US6225730Mar 12, 1999May 1, 2001Canon Kabushiki KaishaVibrating type driving device
US6339278 *May 15, 2000Jan 15, 2002Kabushiki Kaisha ToshibaInclination adjusting device for light controlling element used in optical scanner
US6628046 *Apr 15, 2002Sep 30, 2003Canon Kabushiki KaishaVibration type actuator
US6674217Jul 26, 2000Jan 6, 2004Canon Kabushiki KaishaVibration member using electro-mechanical energy conversion element as driving source, vibration wave driving apparatus using vibration member as driving source and apparatus provided with vibration wave driving apparatus
US6710516 *Jun 9, 2000Mar 23, 2004Canon Kabushiki KaishaVibration wave during apparatus
US6720707 *May 25, 2001Apr 13, 2004Canon Kabushiki KaishaVibration type actuator
US6787971 *May 21, 2002Sep 7, 2004Canon Kabushiki KaishaVibration wave driving device and method of processing vibrating member or moving member for use in vibration wave driving device
US7034438Dec 3, 2003Apr 25, 2006Canon Kabushiki KaishaVibration type driving apparatus
US7129618Mar 26, 2004Oct 31, 2006Canon Kabushiki KaishaControl apparatus capable of low-speed driving of vibration type driving apparatus, actuating apparatus using the control apparatus, control method capable of low-speed driving of vibration type driving apparatus, and storage medium storing program including program codes capable of realizing the control method
US7245058Dec 3, 2002Jul 17, 2007Canon Kabushiki KaishaVibration wave driving apparatus, and method of setting shape of support member supporting elastic member forming vibration member of vibration wave driving apparatus
US8698375 *Feb 28, 2013Apr 15, 2014Canon Kabushiki KaishaVibration wave driving apparatus
Classifications
U.S. Classification310/323.12, 310/325
International ClassificationG02B7/09, H02N2/00, G02B7/04, H02N2/16, H01L41/09
Cooperative ClassificationH02N2/006, H02N2/106
European ClassificationH02N2/00B4B2, H02N2/10H
Legal Events
DateCodeEventDescription
Jun 13, 2006FPExpired due to failure to pay maintenance fee
Effective date: 20060414

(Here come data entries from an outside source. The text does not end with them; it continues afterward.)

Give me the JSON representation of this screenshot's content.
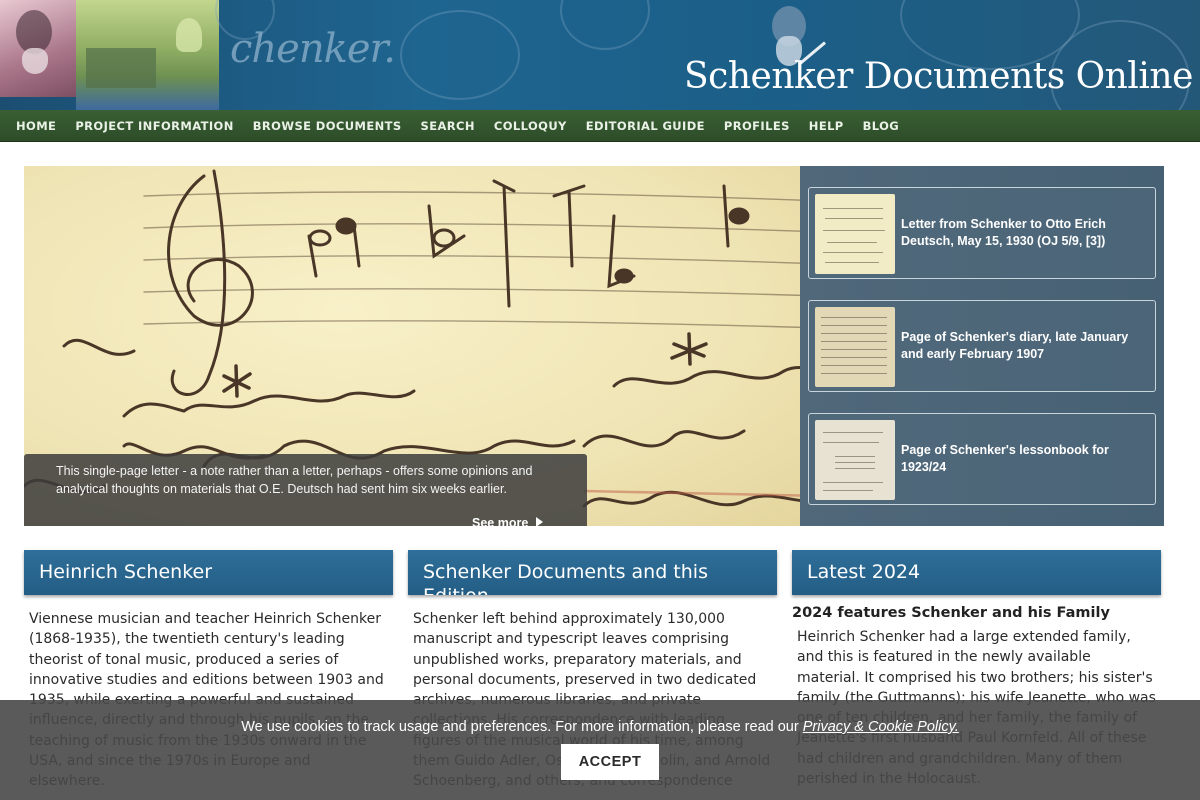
{
  "header": {
    "title": "Schenker Documents Online",
    "script_word": "chenker."
  },
  "nav": {
    "items": [
      "HOME",
      "PROJECT INFORMATION",
      "BROWSE DOCUMENTS",
      "SEARCH",
      "COLLOQUY",
      "EDITORIAL GUIDE",
      "PROFILES",
      "HELP",
      "BLOG"
    ]
  },
  "hero": {
    "caption": "This single-page letter - a note rather than a letter, perhaps - offers some opinions and analytical thoughts on materials that O.E. Deutsch had sent him six weeks earlier.",
    "see_more": "See more",
    "slides": [
      {
        "label": "Letter from Schenker to Otto Erich Deutsch, May 15, 1930 (OJ 5/9, [3])"
      },
      {
        "label": "Page of Schenker's diary, late January and early February 1907"
      },
      {
        "label": "Page of Schenker's lessonbook for 1923/24"
      }
    ]
  },
  "columns": {
    "schenker": {
      "heading": "Heinrich Schenker",
      "body": "Viennese musician and teacher Heinrich Schenker (1868-1935), the twentieth century's leading theorist of tonal music, produced a series of innovative studies and editions between 1903 and 1935, while exerting a powerful and sustained influence, directly and through his pupils, on the teaching of music from the 1930s onward in the USA, and since the 1970s in Europe and elsewhere."
    },
    "documents": {
      "heading": "Schenker Documents and this Edition",
      "body": "Schenker left behind approximately 130,000 manuscript and typescript leaves comprising unpublished works, preparatory materials, and personal documents, preserved in two dedicated archives, numerous libraries, and private collections. His correspondence with leading figures of the musical world of his time, among them Guido Adler, Oswald Jonas, Violin, and Arnold Schoenberg, and others, and correspondence"
    },
    "latest": {
      "heading": "Latest 2024",
      "subheading": "2024 features Schenker and his Family",
      "body": "Heinrich Schenker had a large extended family, and this is featured in the newly available material. It comprised his two brothers; his sister's family (the Guttmanns); his wife Jeanette, who was one of ten children, and her family, the family of Jeanette's first husband Paul Kornfeld. All of these had children and grandchildren. Many of them perished in the Holocaust."
    }
  },
  "cookie": {
    "text": "We use cookies to track usage and preferences. For more information, please read our",
    "link": "Privacy & Cookie Policy.",
    "accept": "ACCEPT"
  }
}
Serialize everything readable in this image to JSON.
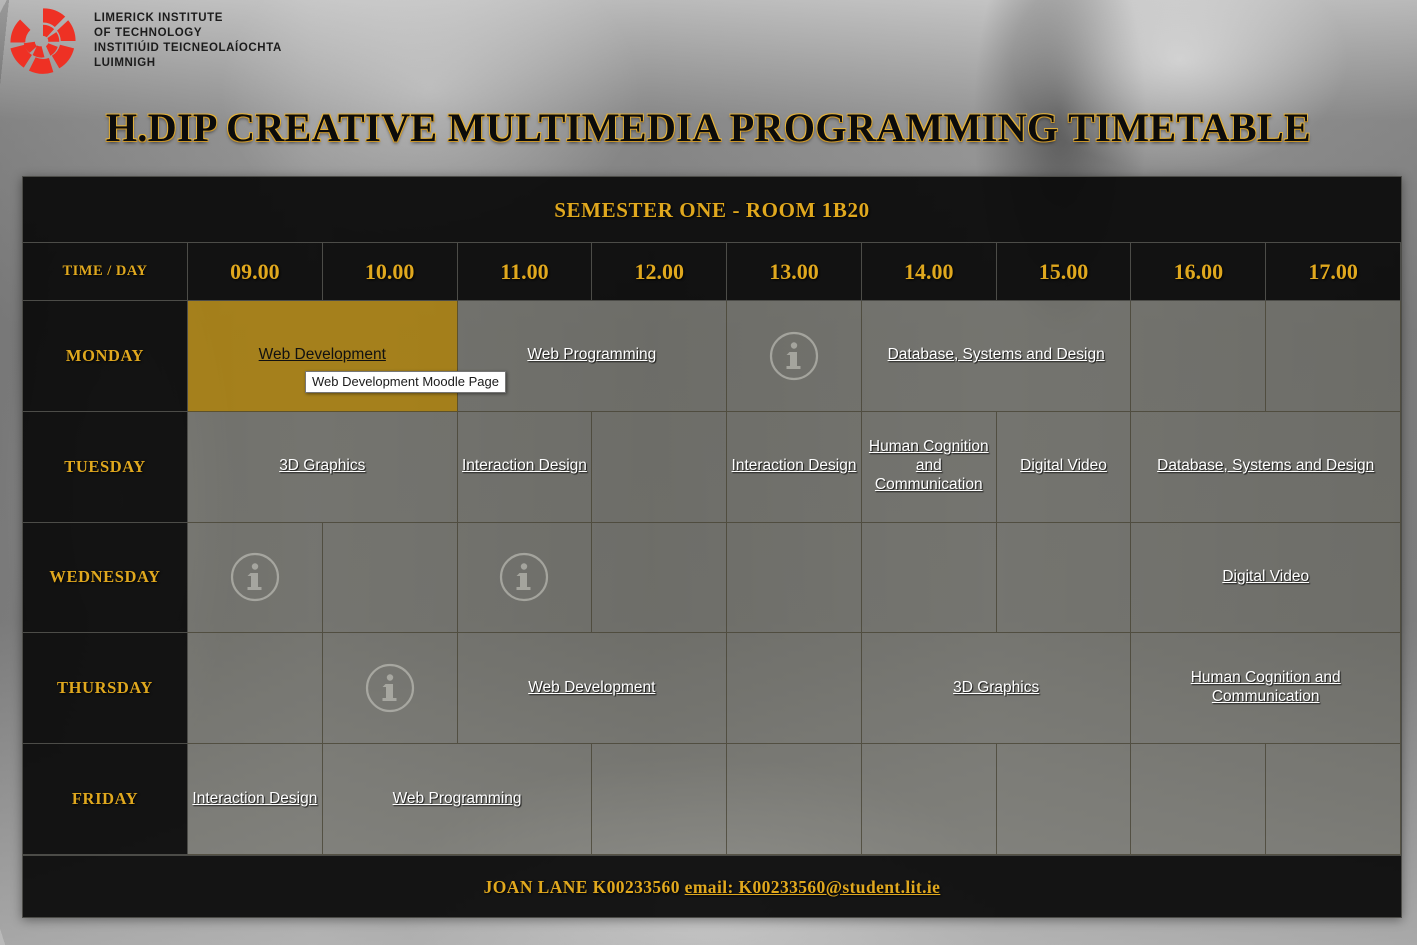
{
  "brand": {
    "logo_icon": "lit-spiral-logo-icon",
    "logo_color": "#ee3124",
    "name_lines": "LIMERICK INSTITUTE\nOF TECHNOLOGY\nINSTITIÚID TEICNEOLAÍOCHTA\nLUIMNIGH"
  },
  "page": {
    "title": "H.DIP CREATIVE MULTIMEDIA PROGRAMMING TIMETABLE",
    "semester_band": "SEMESTER ONE - ROOM 1B20",
    "accent_gold": "#e0a81e",
    "highlight_gold": "#a87e0c",
    "panel_dark": "#0b0b0b"
  },
  "table": {
    "corner_label": "TIME / DAY",
    "times": [
      "09.00",
      "10.00",
      "11.00",
      "12.00",
      "13.00",
      "14.00",
      "15.00",
      "16.00",
      "17.00"
    ],
    "days": [
      "MONDAY",
      "TUESDAY",
      "WEDNESDAY",
      "THURSDAY",
      "FRIDAY"
    ],
    "entries": {
      "monday": {
        "web_development": "Web Development",
        "web_programming": "Web Programming",
        "info_icon": "info-icon",
        "database": "Database, Systems and Design"
      },
      "tuesday": {
        "graphics": "3D Graphics",
        "interaction_design_1": "Interaction Design",
        "interaction_design_2": "Interaction Design",
        "human_cognition": "Human Cognition and Communication",
        "digital_video": "Digital Video",
        "database": "Database, Systems and Design"
      },
      "wednesday": {
        "info_icon_1": "info-icon",
        "info_icon_2": "info-icon",
        "digital_video": "Digital Video"
      },
      "thursday": {
        "info_icon": "info-icon",
        "web_development": "Web Development",
        "graphics": "3D Graphics",
        "human_cognition": "Human Cognition and Communication"
      },
      "friday": {
        "interaction_design": "Interaction Design",
        "web_programming": "Web Programming"
      }
    }
  },
  "tooltip": {
    "text": "Web Development Moodle Page"
  },
  "footer": {
    "student": "JOAN LANE K00233560",
    "email_link": "email: K00233560@student.lit.ie"
  }
}
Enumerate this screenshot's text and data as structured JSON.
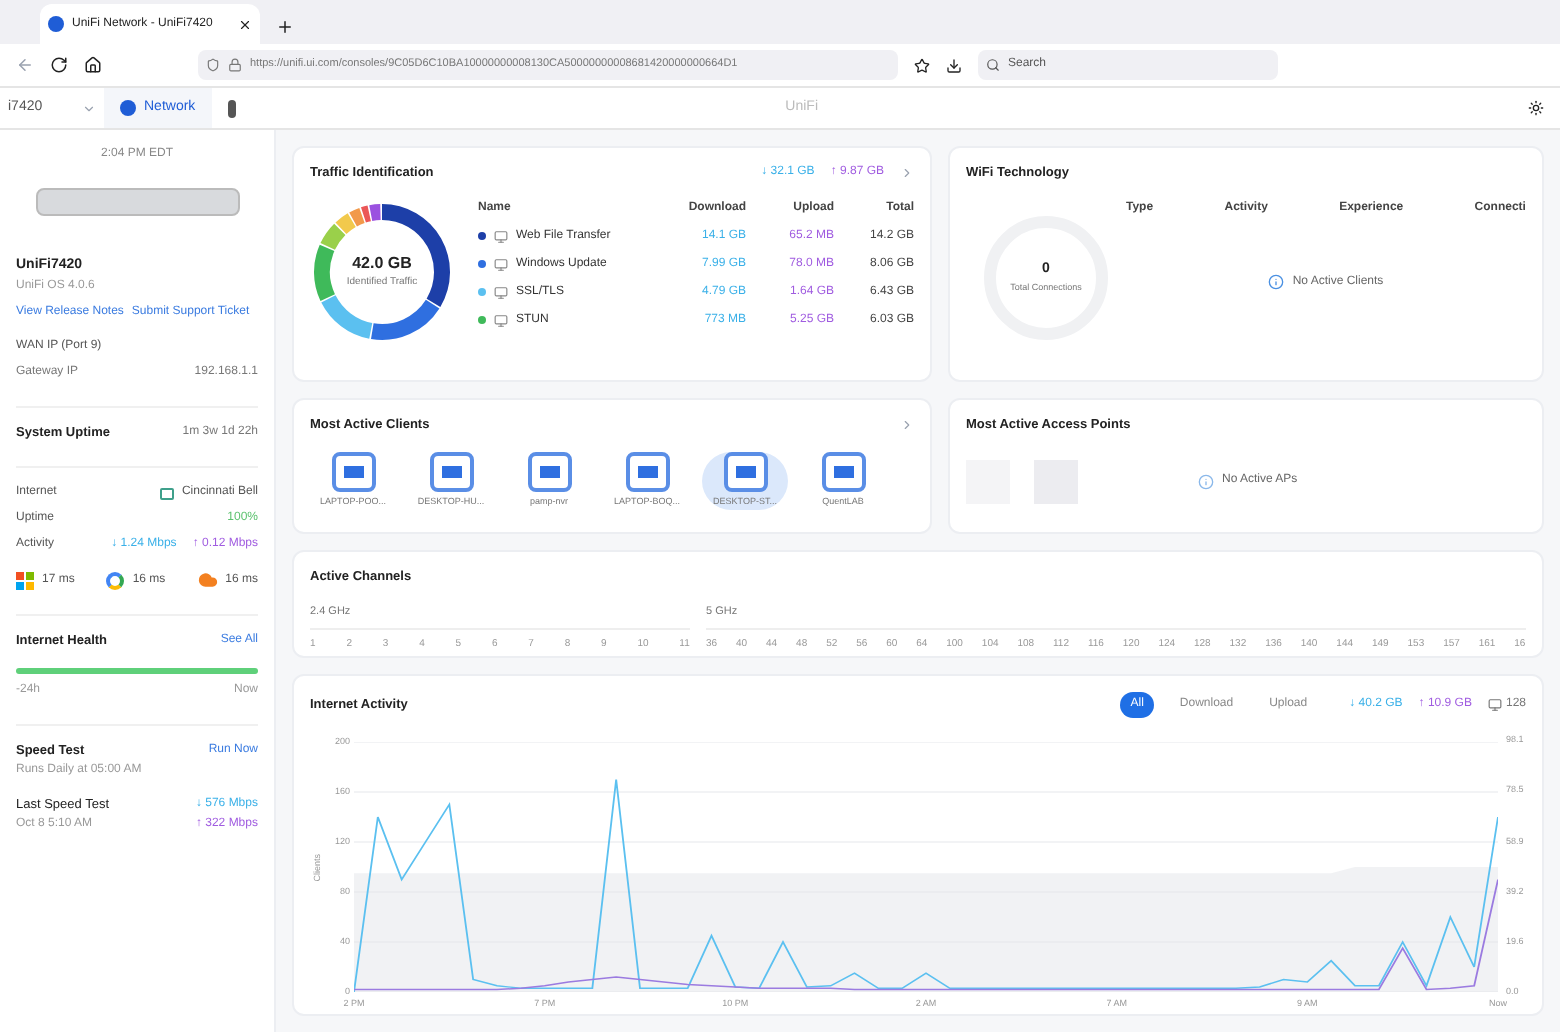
{
  "browser": {
    "tab_title": "UniFi Network - UniFi7420",
    "url": "https://unifi.ui.com/consoles/9C05D6C10BA10000000008130CA50000000008681420000000664D1",
    "search_placeholder": "Search"
  },
  "app_bar": {
    "console": "i7420",
    "tabs": [
      {
        "label": "Network",
        "selected": true
      }
    ],
    "title": "UniFi"
  },
  "sidebar": {
    "time": "2:04 PM EDT",
    "device": "UniFi7420",
    "os": "UniFi OS 4.0.6",
    "links": [
      "View Release Notes",
      "Submit Support Ticket"
    ],
    "wan": "WAN IP (Port 9)",
    "gateway_label": "Gateway IP",
    "gateway": "192.168.1.1",
    "uptime_label": "System Uptime",
    "uptime": "1m 3w 1d 22h",
    "isp_label": "Internet",
    "isp": "Cincinnati Bell",
    "isp_uptime_label": "Uptime",
    "isp_uptime": "100%",
    "activity_label": "Activity",
    "activity_down": "↓ 1.24 Mbps",
    "activity_up": "↑ 0.12 Mbps",
    "latencies": [
      {
        "kind": "windows",
        "value": "17 ms"
      },
      {
        "kind": "google",
        "value": "16 ms"
      },
      {
        "kind": "cloud",
        "value": "16 ms"
      }
    ],
    "health_title": "Internet Health",
    "health_link": "See All",
    "health_start": "-24h",
    "health_end": "Now",
    "speed_title": "Speed Test",
    "speed_link": "Run Now",
    "speed_schedule": "Runs Daily at 05:00 AM",
    "last_title": "Last Speed Test",
    "last_date": "Oct 8 5:10 AM",
    "last_down": "↓ 576 Mbps",
    "last_up": "↑ 322 Mbps"
  },
  "traffic": {
    "title": "Traffic Identification",
    "download_total": "↓ 32.1 GB",
    "upload_total": "↑ 9.87 GB",
    "center_value": "42.0 GB",
    "center_label": "Identified Traffic",
    "columns": [
      "Name",
      "Download",
      "Upload",
      "Total"
    ],
    "rows": [
      {
        "color": "#1d3fa8",
        "name": "Web File Transfer",
        "download": "14.1 GB",
        "upload": "65.2 MB",
        "total": "14.2 GB"
      },
      {
        "color": "#2f6fe0",
        "name": "Windows Update",
        "download": "7.99 GB",
        "upload": "78.0 MB",
        "total": "8.06 GB"
      },
      {
        "color": "#5bc0f0",
        "name": "SSL/TLS",
        "download": "4.79 GB",
        "upload": "1.64 GB",
        "total": "6.43 GB"
      },
      {
        "color": "#3fba5a",
        "name": "STUN",
        "download": "773 MB",
        "upload": "5.25 GB",
        "total": "6.03 GB"
      }
    ]
  },
  "clients": {
    "title": "Most Active Clients",
    "items": [
      {
        "name": "LAPTOP-POO...",
        "selected": false
      },
      {
        "name": "DESKTOP-HU...",
        "selected": false
      },
      {
        "name": "pamp-nvr",
        "selected": false
      },
      {
        "name": "LAPTOP-BOQ...",
        "selected": false
      },
      {
        "name": "DESKTOP-ST...",
        "selected": true
      },
      {
        "name": "QuentLAB",
        "selected": false
      }
    ]
  },
  "wifi": {
    "title": "WiFi Technology",
    "columns": [
      "Type",
      "Activity",
      "Experience",
      "Connecti"
    ],
    "total": "0",
    "total_label": "Total Connections",
    "empty": "No Active Clients"
  },
  "access_points": {
    "title": "Most Active Access Points",
    "empty": "No Active APs"
  },
  "channels": {
    "title": "Active Channels",
    "bands": [
      {
        "label": "2.4 GHz",
        "channels": [
          "1",
          "2",
          "3",
          "4",
          "5",
          "6",
          "7",
          "8",
          "9",
          "10",
          "11"
        ]
      },
      {
        "label": "5 GHz",
        "channels": [
          "36",
          "40",
          "44",
          "48",
          "52",
          "56",
          "60",
          "64",
          "100",
          "104",
          "108",
          "112",
          "116",
          "120",
          "124",
          "128",
          "132",
          "136",
          "140",
          "144",
          "149",
          "153",
          "157",
          "161",
          "16"
        ]
      }
    ]
  },
  "activity": {
    "title": "Internet Activity",
    "filters": [
      {
        "label": "All",
        "selected": true
      },
      {
        "label": "Download",
        "selected": false
      },
      {
        "label": "Upload",
        "selected": false
      }
    ],
    "download": "↓ 40.2 GB",
    "upload": "↑ 10.9 GB",
    "clients": "128",
    "y2_ticks": [
      "98.1",
      "78.5",
      "58.9",
      "39.2",
      "19.6",
      "0.0"
    ],
    "chart_data": {
      "type": "line",
      "grid": true,
      "ylabel": "Clients",
      "categories": [
        "2 PM",
        null,
        null,
        null,
        null,
        null,
        null,
        null,
        "7 PM",
        null,
        null,
        null,
        null,
        null,
        null,
        null,
        "10 PM",
        null,
        null,
        null,
        null,
        null,
        null,
        null,
        "2 AM",
        null,
        null,
        null,
        null,
        null,
        null,
        null,
        "7 AM",
        null,
        null,
        null,
        null,
        null,
        null,
        null,
        "9 AM",
        null,
        null,
        null,
        null,
        null,
        null,
        null,
        "Now"
      ],
      "ylim": [
        0,
        200
      ],
      "yticks": [
        200,
        160,
        120,
        80,
        40,
        0
      ],
      "series": [
        {
          "type": "area",
          "color": "#e3e5ea",
          "values": [
            95,
            95,
            95,
            95,
            95,
            95,
            95,
            95,
            95,
            95,
            95,
            95,
            95,
            95,
            95,
            95,
            95,
            95,
            95,
            95,
            95,
            95,
            95,
            95,
            95,
            95,
            95,
            95,
            95,
            95,
            95,
            95,
            95,
            95,
            95,
            95,
            95,
            95,
            95,
            95,
            95,
            95,
            100,
            100,
            100,
            100,
            100,
            100,
            100
          ]
        },
        {
          "color": "#5bc0f0",
          "values": [
            0,
            140,
            90,
            120,
            150,
            10,
            5,
            3,
            3,
            3,
            3,
            170,
            3,
            3,
            3,
            45,
            4,
            3,
            40,
            4,
            5,
            15,
            3,
            3,
            15,
            3,
            3,
            3,
            3,
            3,
            3,
            3,
            3,
            3,
            3,
            3,
            3,
            3,
            4,
            10,
            8,
            25,
            5,
            5,
            40,
            5,
            60,
            20,
            140
          ]
        },
        {
          "color": "#9b7be0",
          "values": [
            2,
            2,
            2,
            2,
            2,
            2,
            2,
            3,
            5,
            8,
            10,
            12,
            10,
            8,
            6,
            5,
            4,
            3,
            3,
            3,
            3,
            2,
            2,
            2,
            2,
            2,
            2,
            2,
            2,
            2,
            2,
            2,
            2,
            2,
            2,
            2,
            2,
            2,
            2,
            2,
            2,
            2,
            2,
            2,
            35,
            2,
            3,
            5,
            90
          ]
        }
      ]
    }
  }
}
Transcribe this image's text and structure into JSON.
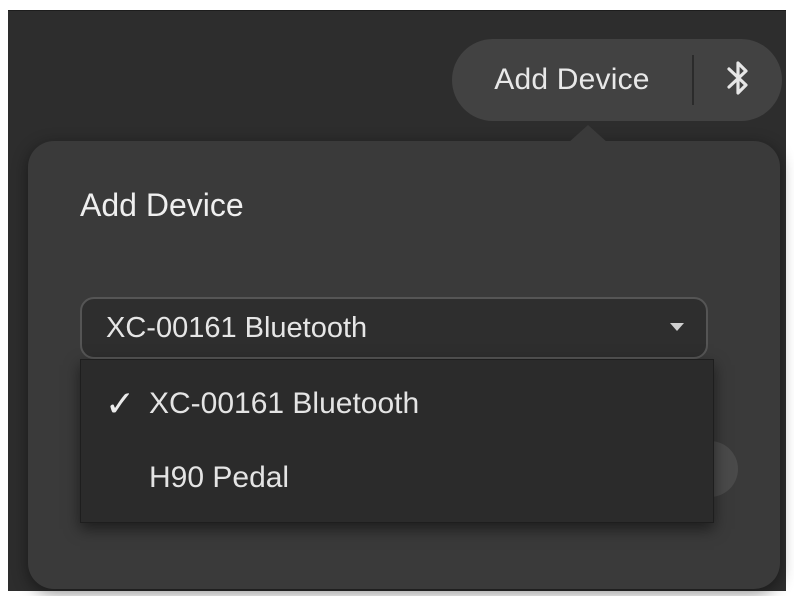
{
  "toolbar": {
    "add_device_label": "Add Device",
    "bluetooth_icon": "bluetooth-icon"
  },
  "popover": {
    "title": "Add Device",
    "select": {
      "selected_value": "XC-00161 Bluetooth"
    },
    "menu": {
      "items": [
        {
          "label": "XC-00161 Bluetooth",
          "checked": true,
          "check_glyph": "✓"
        },
        {
          "label": "H90 Pedal",
          "checked": false
        }
      ]
    }
  },
  "colors": {
    "background": "#2d2d2d",
    "popover": "#3a3a3a",
    "pill": "#424242",
    "text": "#e8e8e8"
  }
}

Apr 14, 2006LAPSLapse for failure to pay maintenance fees
Nov 2, 2005REMIMaintenance fee reminder mailed
Sep 20, 2001FPAYFee payment
Year of fee payment: 4
Oct 13, 1998CCCertificate of correction